___ Exercise inputs

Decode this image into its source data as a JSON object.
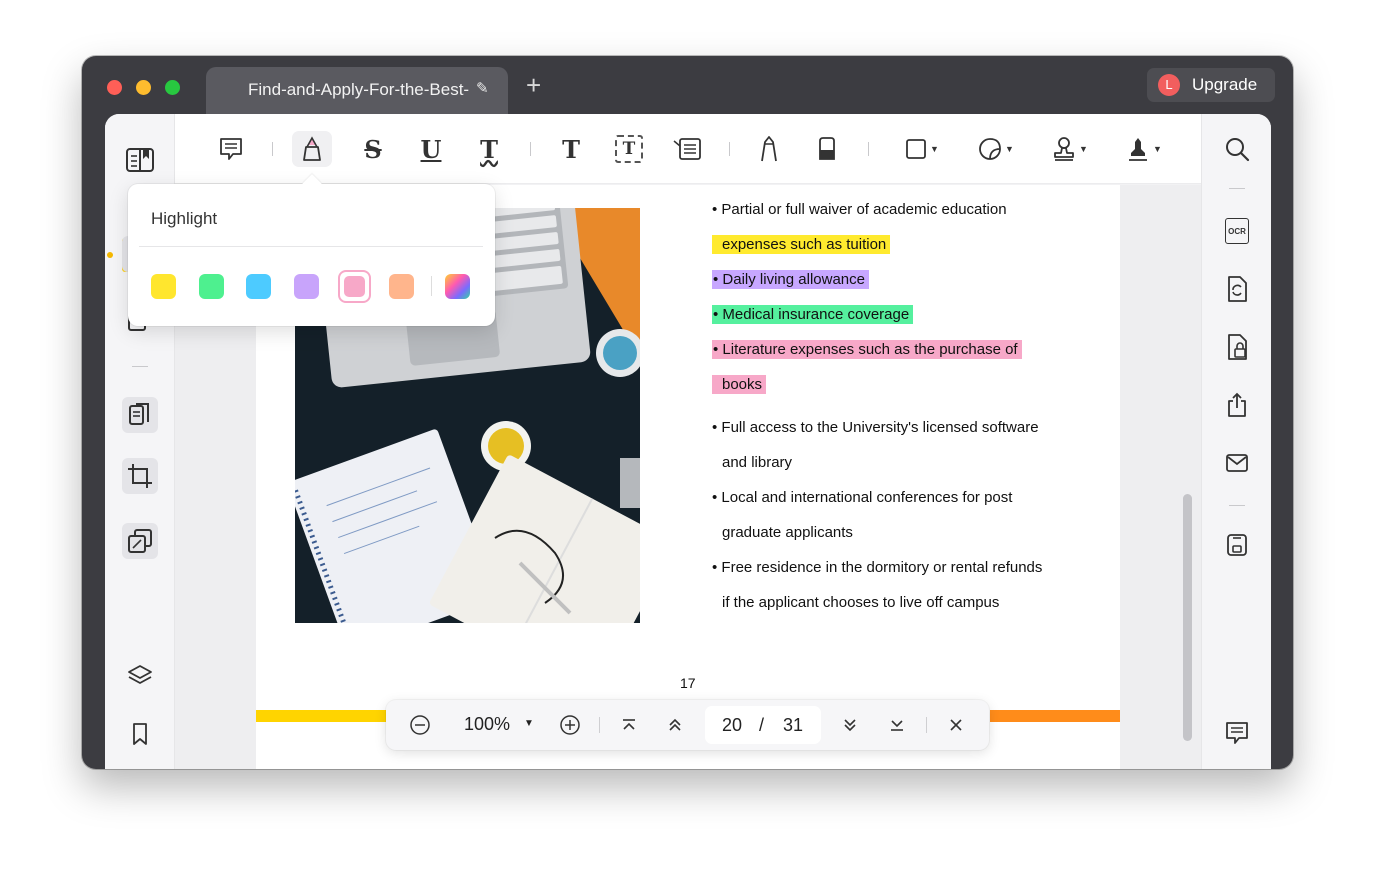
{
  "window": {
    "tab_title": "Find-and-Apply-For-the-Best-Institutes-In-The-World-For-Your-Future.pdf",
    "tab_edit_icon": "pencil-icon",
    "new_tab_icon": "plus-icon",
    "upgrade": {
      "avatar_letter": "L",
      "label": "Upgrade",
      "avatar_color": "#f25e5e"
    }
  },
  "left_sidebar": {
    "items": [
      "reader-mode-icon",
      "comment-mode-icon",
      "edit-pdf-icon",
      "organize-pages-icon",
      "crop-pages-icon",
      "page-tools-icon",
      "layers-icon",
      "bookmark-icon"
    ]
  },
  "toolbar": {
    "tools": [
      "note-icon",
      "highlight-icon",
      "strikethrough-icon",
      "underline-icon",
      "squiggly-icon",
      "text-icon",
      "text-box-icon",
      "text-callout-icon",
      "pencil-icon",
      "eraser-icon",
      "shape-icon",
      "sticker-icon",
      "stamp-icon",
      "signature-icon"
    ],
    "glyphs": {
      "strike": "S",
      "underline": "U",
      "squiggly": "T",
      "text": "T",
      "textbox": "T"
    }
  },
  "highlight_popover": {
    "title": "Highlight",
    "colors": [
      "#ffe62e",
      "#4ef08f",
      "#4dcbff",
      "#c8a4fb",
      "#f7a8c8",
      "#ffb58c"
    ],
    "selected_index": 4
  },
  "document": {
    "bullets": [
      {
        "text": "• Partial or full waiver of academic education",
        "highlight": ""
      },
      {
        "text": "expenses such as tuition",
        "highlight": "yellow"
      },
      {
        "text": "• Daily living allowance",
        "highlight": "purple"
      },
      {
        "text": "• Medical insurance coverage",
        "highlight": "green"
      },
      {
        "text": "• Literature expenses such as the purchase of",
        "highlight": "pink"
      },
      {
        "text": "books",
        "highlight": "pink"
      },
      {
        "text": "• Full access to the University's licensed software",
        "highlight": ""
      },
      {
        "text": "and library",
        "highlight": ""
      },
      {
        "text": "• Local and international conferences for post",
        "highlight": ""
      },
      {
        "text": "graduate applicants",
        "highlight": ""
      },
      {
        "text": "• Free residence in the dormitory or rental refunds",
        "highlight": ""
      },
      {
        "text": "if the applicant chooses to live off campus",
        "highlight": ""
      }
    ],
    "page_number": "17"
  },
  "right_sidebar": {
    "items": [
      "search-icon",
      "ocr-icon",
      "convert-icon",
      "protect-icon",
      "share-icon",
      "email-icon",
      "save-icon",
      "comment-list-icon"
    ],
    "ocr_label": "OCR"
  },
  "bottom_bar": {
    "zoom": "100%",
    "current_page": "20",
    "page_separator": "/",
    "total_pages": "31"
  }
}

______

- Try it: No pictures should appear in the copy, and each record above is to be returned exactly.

- Exercise output:
Decode this image into its source data as a JSON object.
{
  "window": {
    "tab_title": "Find-and-Apply-For-the-Best-Institutes-In-The-World-For-Your-Future.pdf",
    "tab_edit_icon": "pencil-icon",
    "new_tab_icon": "plus-icon",
    "upgrade": {
      "avatar_letter": "L",
      "label": "Upgrade",
      "avatar_color": "#f25e5e"
    }
  },
  "left_sidebar": {
    "items": [
      "reader-mode-icon",
      "comment-mode-icon",
      "edit-pdf-icon",
      "organize-pages-icon",
      "crop-pages-icon",
      "page-tools-icon",
      "layers-icon",
      "bookmark-icon"
    ]
  },
  "toolbar": {
    "tools": [
      "note-icon",
      "highlight-icon",
      "strikethrough-icon",
      "underline-icon",
      "squiggly-icon",
      "text-icon",
      "text-box-icon",
      "text-callout-icon",
      "pencil-icon",
      "eraser-icon",
      "shape-icon",
      "sticker-icon",
      "stamp-icon",
      "signature-icon"
    ],
    "glyphs": {
      "strike": "S",
      "underline": "U",
      "squiggly": "T",
      "text": "T",
      "textbox": "T"
    }
  },
  "highlight_popover": {
    "title": "Highlight",
    "colors": [
      "#ffe62e",
      "#4ef08f",
      "#4dcbff",
      "#c8a4fb",
      "#f7a8c8",
      "#ffb58c"
    ],
    "selected_index": 4
  },
  "document": {
    "bullets": [
      {
        "text": "• Partial or full waiver of academic education",
        "highlight": ""
      },
      {
        "text": "expenses such as tuition",
        "highlight": "yellow"
      },
      {
        "text": "• Daily living allowance",
        "highlight": "purple"
      },
      {
        "text": "• Medical insurance coverage",
        "highlight": "green"
      },
      {
        "text": "• Literature expenses such as the purchase of",
        "highlight": "pink"
      },
      {
        "text": "books",
        "highlight": "pink"
      },
      {
        "text": "• Full access to the University's licensed software",
        "highlight": ""
      },
      {
        "text": "and library",
        "highlight": ""
      },
      {
        "text": "• Local and international conferences for post",
        "highlight": ""
      },
      {
        "text": "graduate applicants",
        "highlight": ""
      },
      {
        "text": "• Free residence in the dormitory or rental refunds",
        "highlight": ""
      },
      {
        "text": "if the applicant chooses to live off campus",
        "highlight": ""
      }
    ],
    "page_number": "17"
  },
  "right_sidebar": {
    "items": [
      "search-icon",
      "ocr-icon",
      "convert-icon",
      "protect-icon",
      "share-icon",
      "email-icon",
      "save-icon",
      "comment-list-icon"
    ],
    "ocr_label": "OCR"
  },
  "bottom_bar": {
    "zoom": "100%",
    "current_page": "20",
    "page_separator": "/",
    "total_pages": "31"
  }
}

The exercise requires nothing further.